He adds the area west of Main is rapidly becoming less diverse. As investment, development and gentrification continues its “March eastward” (to borrow an expression from Bradford), the rest of Danforth Village could end up looking that way too.
“I don’t think it’s as much an issue of pushing people out as it is more about making room for more neighbours,” says Bradford, when considering how development and gentrification will change the neighbourhood. “We’re going to see new housing opportunities, new community amenities and benefits. We just need to make sure that we’re doing everything we can to bake in and secure some affordability with all that new development.”
Alejandra Ruiz Vargas already sees a failure in that regard. She’s the chair for the East York chapter of tenant advocacy group ACORN. The organization has been pushing since 2015 for Inclusionary Zoning (IZ), which is a policy tool to mandate real estate developers incorporate affordable rental housing units into new condos. ACORN members protested at the corner of Main and Danforth this past summer, demanding the city use IZ to secure 20 to 30 per cent of new condo units for affordable housing, which the group defines as a percentage of income – not simply below the average market rate as the city does.
None of the new condos that are popping up in or around Danforth Village are incorporating affordable housing units. Even the massive four-tower plan at 6 Dawes, adjacent to the Danforth GO station, has yet to commit to affordable housing in its proposal.
“They’re favouring the developers,” says Vargas, explaining why city officials have been dragging their heels on a policy already adopted in Montreal and New York City.
The city is proposing to adopt an IZ policy in 2022 that will mandate five to 10 per cent of units in new condos are set aside for affordable housing, increasing to somewhere between eight to 22 per cent in 2030 – as if there will be any room for housing left by that time. The Ford government’s Bill 108 restricts the use of IZs to the area immediately surrounding a major transit station and developers are quickly gobbling those corners up.
Vargas says the city hasn’t been pushing for the 20 to 30 per cent IZ demands because, as they say, it fears developers will walk away. “I have to laugh. Who’s going to leave Toronto with all the money that these condos make?”
As demand and development continues in Danforth Village, so have predatory practices from landlords, says Vargas. She says tenants at Main Square, the tall, imposing rental towers at the corner of Main and Danforth, received notices for above-guideline rent increases that weren’t filed with the Landlord and Tenant Board as required.
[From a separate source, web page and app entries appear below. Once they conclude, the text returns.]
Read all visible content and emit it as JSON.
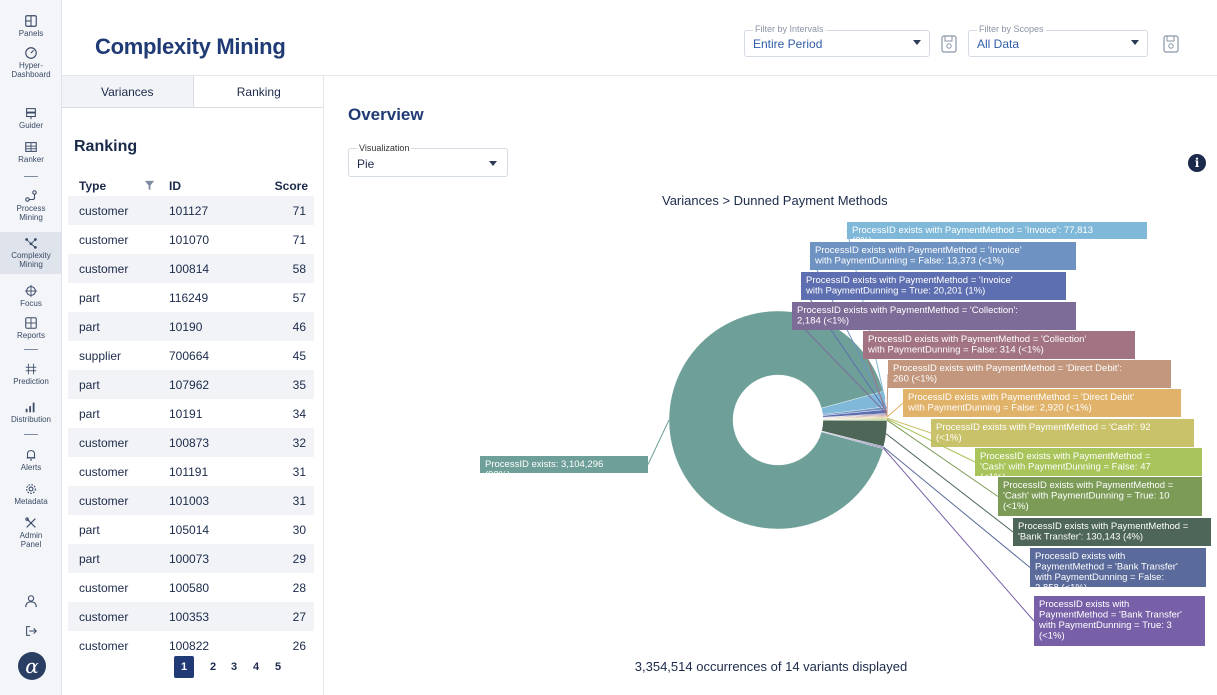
{
  "sidebar": {
    "items": [
      {
        "label": "Panels",
        "icon": "panels-icon"
      },
      {
        "label": "Hyper-Dashboard",
        "icon": "gauge-icon"
      },
      {
        "label": "Guider",
        "icon": "signpost-icon"
      },
      {
        "label": "Ranker",
        "icon": "table-icon"
      },
      {
        "label": "Process Mining",
        "icon": "process-icon"
      },
      {
        "label": "Complexity Mining",
        "icon": "network-icon"
      },
      {
        "label": "Focus",
        "icon": "crosshair-icon"
      },
      {
        "label": "Reports",
        "icon": "reports-icon"
      },
      {
        "label": "Prediction",
        "icon": "prediction-icon"
      },
      {
        "label": "Distribution",
        "icon": "bar-chart-icon"
      },
      {
        "label": "Alerts",
        "icon": "bell-icon"
      },
      {
        "label": "Metadata",
        "icon": "gear-icon"
      },
      {
        "label": "Admin Panel",
        "icon": "tools-icon"
      }
    ],
    "logo": "α"
  },
  "header": {
    "title": "Complexity Mining",
    "interval_filter": {
      "label": "Filter by Intervals",
      "value": "Entire Period"
    },
    "scope_filter": {
      "label": "Filter by Scopes",
      "value": "All Data"
    }
  },
  "left_panel": {
    "tabs": [
      "Variances",
      "Ranking"
    ],
    "title": "Ranking",
    "columns": {
      "type": "Type",
      "id": "ID",
      "score": "Score"
    },
    "rows": [
      {
        "type": "customer",
        "id": "101127",
        "score": "71"
      },
      {
        "type": "customer",
        "id": "101070",
        "score": "71"
      },
      {
        "type": "customer",
        "id": "100814",
        "score": "58"
      },
      {
        "type": "part",
        "id": "116249",
        "score": "57"
      },
      {
        "type": "part",
        "id": "10190",
        "score": "46"
      },
      {
        "type": "supplier",
        "id": "700664",
        "score": "45"
      },
      {
        "type": "part",
        "id": "107962",
        "score": "35"
      },
      {
        "type": "part",
        "id": "10191",
        "score": "34"
      },
      {
        "type": "customer",
        "id": "100873",
        "score": "32"
      },
      {
        "type": "customer",
        "id": "101191",
        "score": "31"
      },
      {
        "type": "customer",
        "id": "101003",
        "score": "31"
      },
      {
        "type": "part",
        "id": "105014",
        "score": "30"
      },
      {
        "type": "part",
        "id": "100073",
        "score": "29"
      },
      {
        "type": "customer",
        "id": "100580",
        "score": "28"
      },
      {
        "type": "customer",
        "id": "100353",
        "score": "27"
      },
      {
        "type": "customer",
        "id": "100822",
        "score": "26"
      }
    ],
    "pages": [
      "1",
      "2",
      "3",
      "4",
      "5"
    ],
    "active_page": "1"
  },
  "main": {
    "title": "Overview",
    "visualization": {
      "label": "Visualization",
      "value": "Pie"
    },
    "info_icon": "i",
    "footer": "3,354,514 occurrences of 14 variants displayed"
  },
  "chart_data": {
    "type": "pie",
    "donut": true,
    "title": "Variances > Dunned Payment Methods",
    "slices": [
      {
        "label": "ProcessID exists: 3,104,296 (93%)",
        "value": 3104296,
        "color": "#6e9f98"
      },
      {
        "label": "ProcessID exists with PaymentMethod = 'Invoice': 77,813 (2%)",
        "value": 77813,
        "color": "#7fb8d8"
      },
      {
        "label": "ProcessID exists with PaymentMethod = 'Invoice' with PaymentDunning = False: 13,373 (<1%)",
        "value": 13373,
        "color": "#6e92c2"
      },
      {
        "label": "ProcessID exists with PaymentMethod = 'Invoice' with PaymentDunning = True: 20,201 (1%)",
        "value": 20201,
        "color": "#5d6fb0"
      },
      {
        "label": "ProcessID exists with PaymentMethod = 'Collection': 2,184 (<1%)",
        "value": 2184,
        "color": "#7d6b98"
      },
      {
        "label": "ProcessID exists with PaymentMethod = 'Collection' with PaymentDunning = False: 314 (<1%)",
        "value": 314,
        "color": "#a27382"
      },
      {
        "label": "ProcessID exists with PaymentMethod = 'Direct Debit': 260 (<1%)",
        "value": 260,
        "color": "#c2977e"
      },
      {
        "label": "ProcessID exists with PaymentMethod = 'Direct Debit' with PaymentDunning = False: 2,920 (<1%)",
        "value": 2920,
        "color": "#e0b26a"
      },
      {
        "label": "ProcessID exists with PaymentMethod = 'Cash': 92 (<1%)",
        "value": 92,
        "color": "#c9c26a"
      },
      {
        "label": "ProcessID exists with PaymentMethod = 'Cash' with PaymentDunning = False: 47 (<1%)",
        "value": 47,
        "color": "#a9c45a"
      },
      {
        "label": "ProcessID exists with PaymentMethod = 'Cash' with PaymentDunning = True: 10 (<1%)",
        "value": 10,
        "color": "#7c9b56"
      },
      {
        "label": "ProcessID exists with PaymentMethod = 'Bank Transfer': 130,143 (4%)",
        "value": 130143,
        "color": "#4d6657"
      },
      {
        "label": "ProcessID exists with PaymentMethod = 'Bank Transfer' with PaymentDunning = False: 2,858 (<1%)",
        "value": 2858,
        "color": "#5a6a9a"
      },
      {
        "label": "ProcessID exists with PaymentMethod = 'Bank Transfer' with PaymentDunning = True: 3 (<1%)",
        "value": 3,
        "color": "#7860a8"
      }
    ]
  }
}
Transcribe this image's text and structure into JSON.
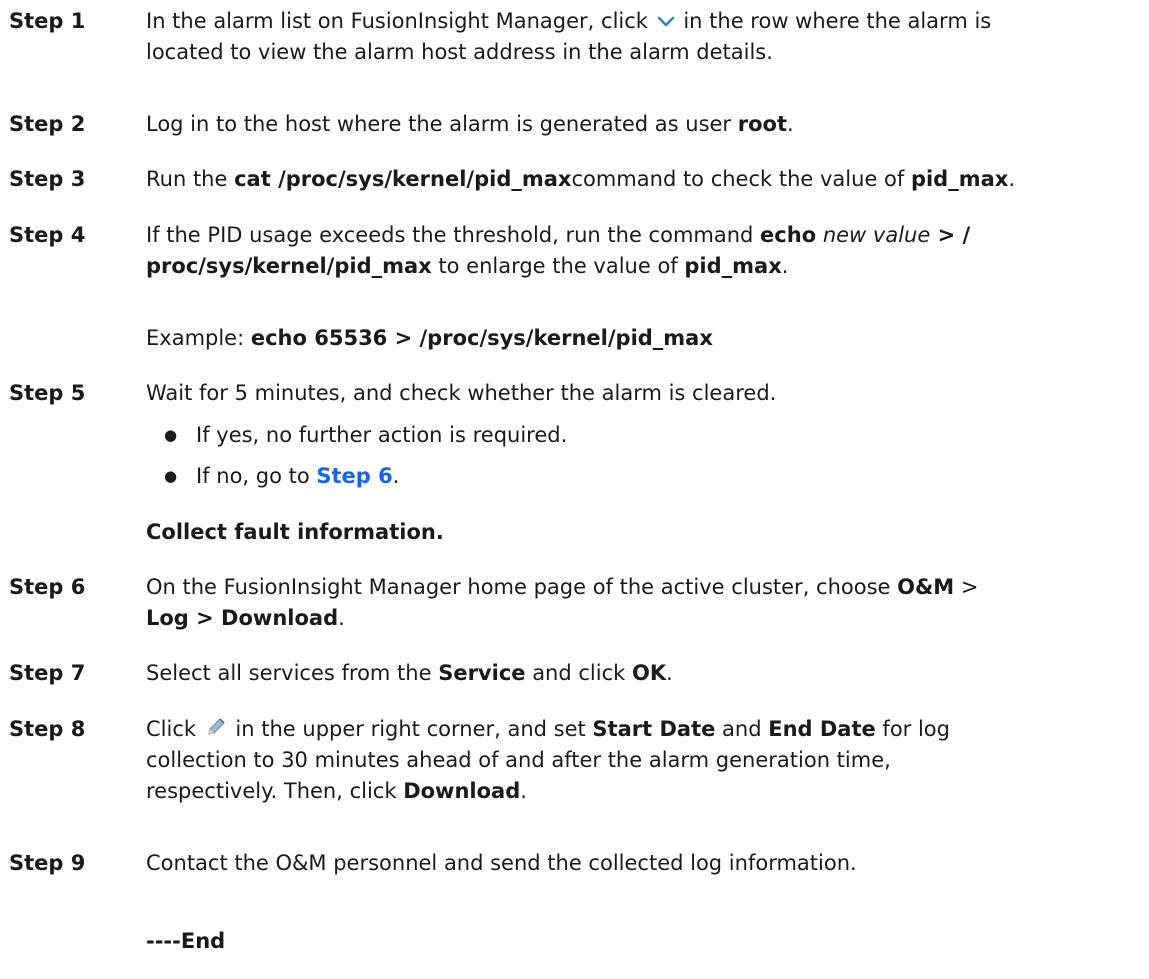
{
  "steps": [
    {
      "label": "Step 1",
      "s1_a": "In the alarm list on FusionInsight Manager, click",
      "s1_b": "in the row where the alarm is",
      "s1_c": "located to view the alarm host address in the alarm details."
    },
    {
      "label": "Step 2",
      "a": "Log in to the host where the alarm is generated as user ",
      "b": "root",
      "c": "."
    },
    {
      "label": "Step 3",
      "a": "Run the ",
      "b": "cat /proc/sys/kernel/pid_max",
      "c": "command to check the value of ",
      "d": "pid_max",
      "e": "."
    },
    {
      "label": "Step 4",
      "a": "If the PID usage exceeds the threshold, run the command ",
      "b": "echo",
      "c": "new value",
      "d": " > /",
      "e": "proc/sys/kernel/pid_max",
      "f": " to enlarge the value of ",
      "g": "pid_max",
      "h": ".",
      "example_label": "Example: ",
      "example_cmd": "echo 65536 > /proc/sys/kernel/pid_max"
    },
    {
      "label": "Step 5",
      "a": "Wait for 5 minutes, and check whether the alarm is cleared.",
      "bullet1": "If yes, no further action is required.",
      "bullet2_a": "If no, go to ",
      "bullet2_link": "Step 6",
      "bullet2_c": "."
    },
    {
      "label": "Step 6",
      "a": "On the FusionInsight Manager home page of the active cluster, choose ",
      "b": "O&M",
      "c": " >",
      "d": "Log > Download",
      "e": "."
    },
    {
      "label": "Step 7",
      "a": "Select all services from the ",
      "b": "Service",
      "c": " and click ",
      "d": "OK",
      "e": "."
    },
    {
      "label": "Step 8",
      "a": "Click",
      "b": "in the upper right corner, and set ",
      "c": "Start Date",
      "d": " and ",
      "e": "End Date",
      "f": " for log",
      "g": "collection to 30 minutes ahead of and after the alarm generation time,",
      "h": "respectively. Then, click ",
      "i": "Download",
      "j": "."
    },
    {
      "label": "Step 9",
      "a": "Contact the O&M personnel and send the collected log information."
    }
  ],
  "section_heading": "Collect fault information.",
  "end_marker": "----End",
  "bullet_glyph": "●",
  "icons": {
    "chevron": "chevron-down-icon",
    "pencil": "pencil-edit-icon"
  }
}
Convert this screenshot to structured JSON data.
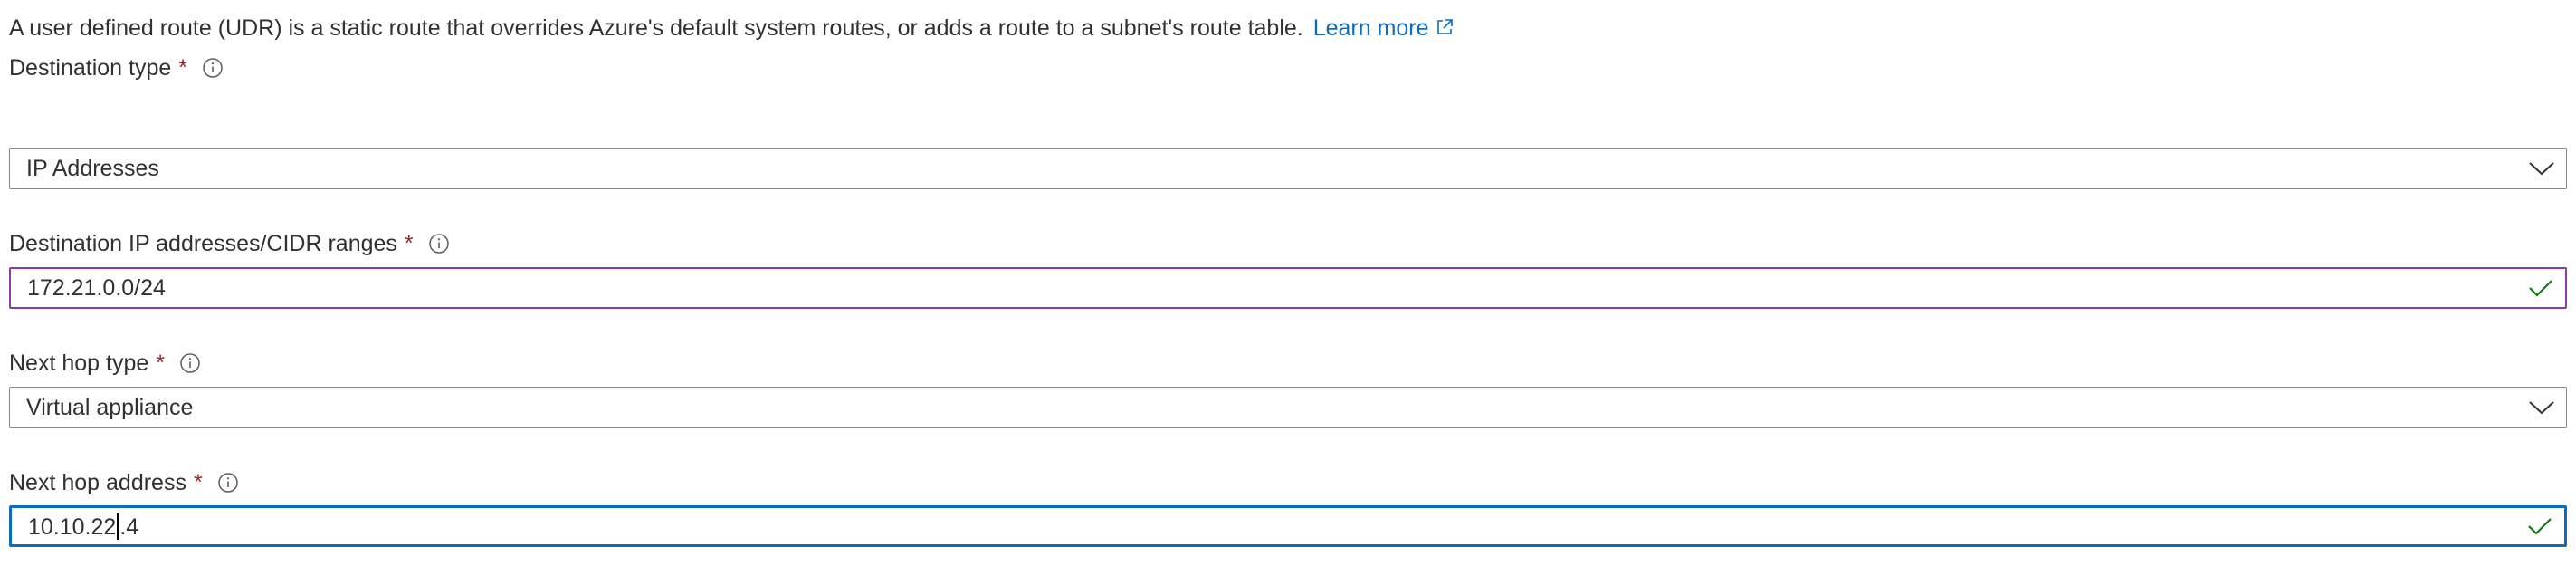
{
  "intro": {
    "text": "A user defined route (UDR) is a static route that overrides Azure's default system routes, or adds a route to a subnet's route table.",
    "link_label": "Learn more"
  },
  "fields": {
    "destination_type": {
      "label": "Destination type",
      "required_marker": "*",
      "value": "IP Addresses"
    },
    "destination_ranges": {
      "label": "Destination IP addresses/CIDR ranges",
      "required_marker": "*",
      "value": "172.21.0.0/24"
    },
    "next_hop_type": {
      "label": "Next hop type",
      "required_marker": "*",
      "value": "Virtual appliance"
    },
    "next_hop_address": {
      "label": "Next hop address",
      "required_marker": "*",
      "value_before_caret": "10.10.22",
      "value_after_caret": ".4"
    }
  },
  "icons": {
    "info": "info-icon",
    "dropdown": "chevron-down-icon",
    "valid": "checkmark-icon",
    "external": "external-link-icon"
  },
  "colors": {
    "link": "#0f6cbd",
    "required": "#a4262c",
    "valid_check": "#107c10",
    "valid_border": "#8a3fa0",
    "focus_border": "#0f6cbd"
  }
}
She says the landlord was phishing to see who would pay even though they didn’t have to. Many tenants paid the increases, according to Vargas, due to uncertainty and fear in a precarious housing market.
“All rent increases at Main Square are governed by what is allowed under the Residential Tenancies Act,” says Mark Hales, senior vice president at Realstar, the property management firm behind Main Square.
“All of those apartments are subject to rent control policies,” says Bradford, speaking generally about the properties in Danforth Village, from Main Square to Cambridge Place. “We have to be vigilant in that as we’ve seen a lot of predatory landlords try to take advantage of some of the circumstances over the COVID-19 pandemic. We always have to fight for affordability.”
“This conversation will be very different in five years,” says Doss. “There’s so much development taking place at Main and Danforth. I don’t think there’s going to be affordable housing for a lot of people – especially newcomers.”
Article by Radheyan Simonpillai for NOW Toronto